  • Gold-PanningA new tragedy on 9/11: this unspeakably horrible CBS New York piece on — dun dun dun — unregulated dinner parties. Reason jumped on this for good reason (my mom said it looked like a Reason TV parody of something). It’s a staggeringly pathetic imitation of something I think is supposed to be called journalism.
  • Seriously, just look at it. But at least feast your eyes on the fact that ever single commenter things that these “reporters” are morons.
  • Volokh Conspiracy post on tacky 9/11 memorializing (with muffins) notes such things might be well-meaning and “[t]hat is why we send thank you notes even for ugly wedding gifts.”
  • My most recent VICE piece was about — among other things, since there is always an exciting bullet point list! — the EPA sending armed teams to test the water on Alaskan mining claims
  • I threw together a little review of Jesse Walker’s new United States of Paranoia for The Libertarian Standard
  • I’ve started compiling a Youtube list of videos in which I am somewhere (if not technically seen). So far it’s mostly just Old Crow Medicine Show and La Plebe. I don’t think I will add weird protests or Sarah Palin at CPAC 2012, because who would want to look back fondly on those?
  • I’m still obsessing over the Cold War, particularly movies about nuclear war. I plan to do a post on that sometime soon. In the meantime I was interested to read this short blog post on Soviet movies about nukes and about the conflict with America. It sounds like there just aren’t that many, and they’re not usually the On the Beach kind of grimness. If anyone has any recommendations for nuclear war movies, send ’em my way, please. Same with novels.
  • It’s not just the Bloomberg piece my brother tears apart below, there has been a plague of complete nonsense pieces on libertarians lately. These include AlterNet on the corporate astroturf (is that still a thing?) nature of this philosophy (the 19th century — not a thing! Nor are this country’s founding documents! Weeeee!) and Salon on “11 question to see if libertarians are hypocrites.” (The latter managed to notice that there are degrees of libertarian and no, it’s not just a word for Ayn Rand lover all the time, but it’s still awful.)
  • Horrible things with the word “libertarian” in the title also includes this Cato Unbound piece headlined “The Libertarian Case for National Military Service”, The author gives it his all, and this is a debate format, but it’s still nauseating as a concept. Not to mention, I don’t think the author is a libertarian. Not that supporting the draft isn’t antithetical to libertarianism (though it is), but I actually don’t think the author is a libertarian. I mean, he’s French.
  • Noah Rothman at Mediaite trashes John Stewart and Stephen Colbert for having stopped trying. He notes that Colbert did a staggeringly disingenuous piece about the  right-wing outrage over the Obama puts feet on desk “controversy” (yeah, I missed that), including a short Red Eye clip that suggests Greg Gutfeld and Andy Levy’s horror over the photo was genuine instead of snarky. Lame, lame, Colbert.
  • Antiwar.com: The X-Files as a purely pre-911 phenomenon.
  • (Right now I’m trying to watch what Jesse Walker and io9 commenters and other credible people say is the best X-Files episode ever, Josie Chung’s From Outer Space. I keep rewinding — as we used to call it — and missing stuff. I’ve seen it, but it’s been a while.)
  • Finally!(?) the final word on what killed old Alexander Supertramp (Christopher McCandless).
  • I will forever defend McCandless, Holden Caulfield, and moshpits, even if they are all varying degrees of stupid. It’s the principle of the thing, people.
  • Actually, I think I like marriage better now, Buzzfeed.
  • Awesome.
  • Interesting — especially since they killed of the transgender teen on Degrassi, those bastards.

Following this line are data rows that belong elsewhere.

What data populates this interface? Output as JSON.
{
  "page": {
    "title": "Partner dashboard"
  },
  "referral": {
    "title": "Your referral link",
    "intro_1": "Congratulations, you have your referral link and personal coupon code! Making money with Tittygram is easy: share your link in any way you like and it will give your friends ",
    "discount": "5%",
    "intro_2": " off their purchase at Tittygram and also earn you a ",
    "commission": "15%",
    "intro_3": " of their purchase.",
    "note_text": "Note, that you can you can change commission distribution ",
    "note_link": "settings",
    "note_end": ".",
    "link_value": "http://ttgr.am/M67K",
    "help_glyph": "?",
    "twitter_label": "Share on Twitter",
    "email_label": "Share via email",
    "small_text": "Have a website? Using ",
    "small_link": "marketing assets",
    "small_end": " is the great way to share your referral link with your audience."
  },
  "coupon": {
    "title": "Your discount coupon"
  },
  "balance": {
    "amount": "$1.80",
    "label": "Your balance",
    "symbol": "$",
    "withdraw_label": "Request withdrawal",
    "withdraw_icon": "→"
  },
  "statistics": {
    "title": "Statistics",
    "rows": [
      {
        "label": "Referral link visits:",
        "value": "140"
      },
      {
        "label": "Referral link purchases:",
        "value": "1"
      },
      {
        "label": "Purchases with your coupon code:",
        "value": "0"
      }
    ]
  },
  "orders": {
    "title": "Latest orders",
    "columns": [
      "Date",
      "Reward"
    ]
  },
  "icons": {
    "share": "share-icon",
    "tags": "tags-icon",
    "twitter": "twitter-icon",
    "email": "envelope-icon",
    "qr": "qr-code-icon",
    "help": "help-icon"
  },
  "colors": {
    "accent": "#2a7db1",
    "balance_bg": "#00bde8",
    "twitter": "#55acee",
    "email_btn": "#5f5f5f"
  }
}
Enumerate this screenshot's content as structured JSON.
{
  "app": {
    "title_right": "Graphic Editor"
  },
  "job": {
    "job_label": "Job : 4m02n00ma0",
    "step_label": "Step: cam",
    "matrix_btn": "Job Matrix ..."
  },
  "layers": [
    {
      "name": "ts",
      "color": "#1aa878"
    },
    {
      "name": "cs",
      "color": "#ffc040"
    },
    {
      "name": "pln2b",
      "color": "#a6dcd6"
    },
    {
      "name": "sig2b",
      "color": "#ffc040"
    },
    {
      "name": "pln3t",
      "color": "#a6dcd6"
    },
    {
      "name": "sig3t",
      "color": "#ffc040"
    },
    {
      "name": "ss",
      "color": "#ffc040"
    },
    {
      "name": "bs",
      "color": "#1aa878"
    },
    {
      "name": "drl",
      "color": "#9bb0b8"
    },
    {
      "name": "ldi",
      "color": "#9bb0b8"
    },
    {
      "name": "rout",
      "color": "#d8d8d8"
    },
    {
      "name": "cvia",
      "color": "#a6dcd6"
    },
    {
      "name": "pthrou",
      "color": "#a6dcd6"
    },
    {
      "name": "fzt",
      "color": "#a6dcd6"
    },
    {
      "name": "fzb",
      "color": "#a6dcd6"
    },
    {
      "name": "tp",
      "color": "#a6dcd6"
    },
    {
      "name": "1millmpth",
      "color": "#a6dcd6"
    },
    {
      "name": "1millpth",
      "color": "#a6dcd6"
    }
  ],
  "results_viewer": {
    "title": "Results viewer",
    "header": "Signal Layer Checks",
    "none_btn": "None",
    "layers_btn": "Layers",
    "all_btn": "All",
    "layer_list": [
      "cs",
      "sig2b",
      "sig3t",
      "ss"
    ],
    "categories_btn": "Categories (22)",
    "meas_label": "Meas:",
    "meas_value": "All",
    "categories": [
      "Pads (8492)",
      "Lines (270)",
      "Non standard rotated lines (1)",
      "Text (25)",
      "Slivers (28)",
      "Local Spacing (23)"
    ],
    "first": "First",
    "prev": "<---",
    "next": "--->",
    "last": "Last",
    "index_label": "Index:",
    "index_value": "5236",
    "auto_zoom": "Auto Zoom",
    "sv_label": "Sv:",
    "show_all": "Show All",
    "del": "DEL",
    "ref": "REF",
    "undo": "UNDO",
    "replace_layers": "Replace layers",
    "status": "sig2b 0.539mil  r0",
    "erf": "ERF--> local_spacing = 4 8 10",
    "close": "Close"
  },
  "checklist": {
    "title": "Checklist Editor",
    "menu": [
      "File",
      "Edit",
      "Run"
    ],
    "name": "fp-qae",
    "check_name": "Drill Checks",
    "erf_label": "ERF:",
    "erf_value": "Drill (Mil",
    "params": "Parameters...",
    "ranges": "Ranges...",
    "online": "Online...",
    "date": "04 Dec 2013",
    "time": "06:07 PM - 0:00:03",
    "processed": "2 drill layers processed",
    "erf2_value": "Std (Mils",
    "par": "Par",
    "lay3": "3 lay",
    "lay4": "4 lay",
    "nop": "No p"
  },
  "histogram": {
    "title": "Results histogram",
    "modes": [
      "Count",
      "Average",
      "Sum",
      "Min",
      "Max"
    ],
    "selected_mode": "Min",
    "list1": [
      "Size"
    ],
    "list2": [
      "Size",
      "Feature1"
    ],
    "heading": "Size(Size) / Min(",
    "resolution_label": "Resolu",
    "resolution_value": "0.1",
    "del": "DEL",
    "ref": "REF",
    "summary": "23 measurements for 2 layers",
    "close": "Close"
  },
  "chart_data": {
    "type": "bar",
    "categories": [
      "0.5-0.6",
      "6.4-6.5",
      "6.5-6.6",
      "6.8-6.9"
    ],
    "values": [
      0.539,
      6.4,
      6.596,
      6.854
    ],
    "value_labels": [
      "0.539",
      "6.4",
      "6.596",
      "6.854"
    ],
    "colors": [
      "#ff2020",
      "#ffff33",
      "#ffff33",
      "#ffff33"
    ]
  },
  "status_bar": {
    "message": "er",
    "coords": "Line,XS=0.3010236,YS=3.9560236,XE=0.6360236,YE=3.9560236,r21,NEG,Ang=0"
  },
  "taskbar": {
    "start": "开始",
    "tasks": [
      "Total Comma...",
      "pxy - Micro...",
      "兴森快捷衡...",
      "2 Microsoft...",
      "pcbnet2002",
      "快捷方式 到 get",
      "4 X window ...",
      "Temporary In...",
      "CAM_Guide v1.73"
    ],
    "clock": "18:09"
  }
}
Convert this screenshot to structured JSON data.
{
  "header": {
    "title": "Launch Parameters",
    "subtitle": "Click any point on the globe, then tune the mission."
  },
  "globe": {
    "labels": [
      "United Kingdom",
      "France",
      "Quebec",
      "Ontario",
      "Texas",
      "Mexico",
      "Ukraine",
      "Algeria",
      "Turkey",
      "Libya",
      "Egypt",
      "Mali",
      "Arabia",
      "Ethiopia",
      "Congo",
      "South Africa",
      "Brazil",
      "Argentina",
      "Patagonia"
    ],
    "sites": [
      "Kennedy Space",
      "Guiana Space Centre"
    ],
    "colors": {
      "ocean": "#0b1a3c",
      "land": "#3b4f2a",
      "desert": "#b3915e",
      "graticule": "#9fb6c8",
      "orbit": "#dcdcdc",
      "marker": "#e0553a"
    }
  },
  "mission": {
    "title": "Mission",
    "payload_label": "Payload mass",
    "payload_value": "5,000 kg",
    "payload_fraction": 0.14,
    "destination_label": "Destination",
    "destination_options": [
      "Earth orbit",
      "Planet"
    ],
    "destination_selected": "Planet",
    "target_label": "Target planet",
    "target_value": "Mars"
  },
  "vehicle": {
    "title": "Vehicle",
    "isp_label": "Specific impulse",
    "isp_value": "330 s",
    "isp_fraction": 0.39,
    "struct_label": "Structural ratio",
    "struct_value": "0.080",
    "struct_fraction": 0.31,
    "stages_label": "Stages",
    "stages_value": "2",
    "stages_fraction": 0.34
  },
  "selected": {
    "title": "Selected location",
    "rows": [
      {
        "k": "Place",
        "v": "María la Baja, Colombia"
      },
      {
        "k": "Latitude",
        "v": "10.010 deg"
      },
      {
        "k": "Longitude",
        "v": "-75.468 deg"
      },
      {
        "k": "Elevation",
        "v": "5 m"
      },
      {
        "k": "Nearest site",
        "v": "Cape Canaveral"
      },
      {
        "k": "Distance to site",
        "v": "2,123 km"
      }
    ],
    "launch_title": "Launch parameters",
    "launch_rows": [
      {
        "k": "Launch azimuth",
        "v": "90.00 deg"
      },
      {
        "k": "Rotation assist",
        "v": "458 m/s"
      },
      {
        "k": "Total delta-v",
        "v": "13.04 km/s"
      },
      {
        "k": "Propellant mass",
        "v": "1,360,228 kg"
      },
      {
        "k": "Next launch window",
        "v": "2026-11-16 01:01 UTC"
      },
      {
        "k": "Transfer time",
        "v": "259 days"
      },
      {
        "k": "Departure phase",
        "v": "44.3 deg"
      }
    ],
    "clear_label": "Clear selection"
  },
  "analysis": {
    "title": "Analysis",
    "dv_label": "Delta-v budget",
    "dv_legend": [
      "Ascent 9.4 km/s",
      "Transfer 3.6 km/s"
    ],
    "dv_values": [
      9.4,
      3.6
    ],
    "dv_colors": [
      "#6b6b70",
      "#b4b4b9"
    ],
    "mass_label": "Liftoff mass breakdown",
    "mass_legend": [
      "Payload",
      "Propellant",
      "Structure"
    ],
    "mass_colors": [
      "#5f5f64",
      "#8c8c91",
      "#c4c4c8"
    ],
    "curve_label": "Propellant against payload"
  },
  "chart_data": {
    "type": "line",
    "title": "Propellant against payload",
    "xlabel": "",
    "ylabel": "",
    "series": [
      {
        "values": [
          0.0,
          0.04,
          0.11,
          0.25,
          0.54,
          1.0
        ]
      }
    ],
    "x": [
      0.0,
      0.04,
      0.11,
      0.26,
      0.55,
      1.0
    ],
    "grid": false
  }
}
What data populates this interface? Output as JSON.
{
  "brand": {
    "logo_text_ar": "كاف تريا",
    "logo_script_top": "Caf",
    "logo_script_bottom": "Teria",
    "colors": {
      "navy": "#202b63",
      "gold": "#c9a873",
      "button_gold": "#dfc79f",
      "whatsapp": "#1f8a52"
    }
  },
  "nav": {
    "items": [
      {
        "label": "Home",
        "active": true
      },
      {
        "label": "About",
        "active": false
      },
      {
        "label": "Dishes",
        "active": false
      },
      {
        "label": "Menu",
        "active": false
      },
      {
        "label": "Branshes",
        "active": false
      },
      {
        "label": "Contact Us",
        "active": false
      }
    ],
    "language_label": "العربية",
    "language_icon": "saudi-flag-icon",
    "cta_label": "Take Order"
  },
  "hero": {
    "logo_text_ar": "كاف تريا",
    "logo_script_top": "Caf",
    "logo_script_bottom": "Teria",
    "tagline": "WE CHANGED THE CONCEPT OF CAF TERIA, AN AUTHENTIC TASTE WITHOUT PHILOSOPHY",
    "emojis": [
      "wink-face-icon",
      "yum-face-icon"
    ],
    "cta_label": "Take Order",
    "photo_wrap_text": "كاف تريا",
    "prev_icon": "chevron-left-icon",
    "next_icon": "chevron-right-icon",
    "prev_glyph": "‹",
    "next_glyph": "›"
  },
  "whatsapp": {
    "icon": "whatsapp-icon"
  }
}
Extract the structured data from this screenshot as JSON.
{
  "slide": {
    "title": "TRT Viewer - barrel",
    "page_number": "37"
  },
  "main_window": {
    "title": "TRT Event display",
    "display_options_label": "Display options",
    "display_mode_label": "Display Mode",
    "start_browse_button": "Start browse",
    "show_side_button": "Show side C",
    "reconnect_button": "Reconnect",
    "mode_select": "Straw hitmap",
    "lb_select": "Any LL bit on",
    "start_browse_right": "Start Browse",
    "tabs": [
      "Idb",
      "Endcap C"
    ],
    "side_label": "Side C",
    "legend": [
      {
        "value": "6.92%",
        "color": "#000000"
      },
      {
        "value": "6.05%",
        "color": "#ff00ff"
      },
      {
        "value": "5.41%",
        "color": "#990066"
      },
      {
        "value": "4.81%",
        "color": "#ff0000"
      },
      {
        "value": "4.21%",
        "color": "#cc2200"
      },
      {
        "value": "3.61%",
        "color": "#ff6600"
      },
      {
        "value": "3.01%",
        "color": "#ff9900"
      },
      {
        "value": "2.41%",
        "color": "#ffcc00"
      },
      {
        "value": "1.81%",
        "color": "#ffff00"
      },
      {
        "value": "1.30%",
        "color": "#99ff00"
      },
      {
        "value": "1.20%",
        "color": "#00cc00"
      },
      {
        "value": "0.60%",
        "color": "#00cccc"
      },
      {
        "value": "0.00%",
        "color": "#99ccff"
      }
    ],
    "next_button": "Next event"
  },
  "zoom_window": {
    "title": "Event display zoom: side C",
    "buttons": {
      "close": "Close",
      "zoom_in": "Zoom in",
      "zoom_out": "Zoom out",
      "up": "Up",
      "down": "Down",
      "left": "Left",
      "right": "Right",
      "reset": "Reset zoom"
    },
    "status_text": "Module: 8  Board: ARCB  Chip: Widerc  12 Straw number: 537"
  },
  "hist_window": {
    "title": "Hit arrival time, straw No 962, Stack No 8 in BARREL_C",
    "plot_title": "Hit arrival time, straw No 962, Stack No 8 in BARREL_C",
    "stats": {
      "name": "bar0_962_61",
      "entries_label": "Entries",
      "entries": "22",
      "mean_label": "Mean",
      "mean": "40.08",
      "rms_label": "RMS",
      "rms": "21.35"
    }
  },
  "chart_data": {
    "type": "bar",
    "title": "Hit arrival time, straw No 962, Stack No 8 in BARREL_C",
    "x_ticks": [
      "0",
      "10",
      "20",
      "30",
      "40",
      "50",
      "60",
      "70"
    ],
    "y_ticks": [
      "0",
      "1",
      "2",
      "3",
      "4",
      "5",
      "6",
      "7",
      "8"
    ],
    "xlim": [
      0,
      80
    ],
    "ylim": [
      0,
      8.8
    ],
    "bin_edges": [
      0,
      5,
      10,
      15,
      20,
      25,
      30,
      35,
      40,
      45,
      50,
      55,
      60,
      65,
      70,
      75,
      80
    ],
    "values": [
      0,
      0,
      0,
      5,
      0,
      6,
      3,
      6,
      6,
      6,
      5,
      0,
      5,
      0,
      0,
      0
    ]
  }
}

And finally, let’s have at today’s video:

Let me pass on this ear-worm to y’all for a spell.

Today’s video:

Old Crow Medicine Show playing “Sewanee Mountain Catfight” off of their most recent album. This is a ridiculous song that sets my toes tapping. The killer fiddle helps. Fiddle usually does.